Content starts

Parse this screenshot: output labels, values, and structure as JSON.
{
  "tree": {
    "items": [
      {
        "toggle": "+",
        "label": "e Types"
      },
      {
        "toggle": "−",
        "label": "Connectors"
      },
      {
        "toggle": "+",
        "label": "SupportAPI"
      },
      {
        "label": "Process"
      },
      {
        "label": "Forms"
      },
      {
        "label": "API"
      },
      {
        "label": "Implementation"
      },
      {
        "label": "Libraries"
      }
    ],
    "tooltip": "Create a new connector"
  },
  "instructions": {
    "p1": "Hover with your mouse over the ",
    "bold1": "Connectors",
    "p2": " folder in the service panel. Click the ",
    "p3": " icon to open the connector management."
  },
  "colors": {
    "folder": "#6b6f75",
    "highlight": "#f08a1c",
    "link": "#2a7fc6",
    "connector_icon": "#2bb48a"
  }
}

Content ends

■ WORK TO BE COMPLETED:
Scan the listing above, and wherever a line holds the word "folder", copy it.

■ ANSWER SECTION:
    "p2": " folder in the service panel. Click the ",
    "folder": "#6b6f75",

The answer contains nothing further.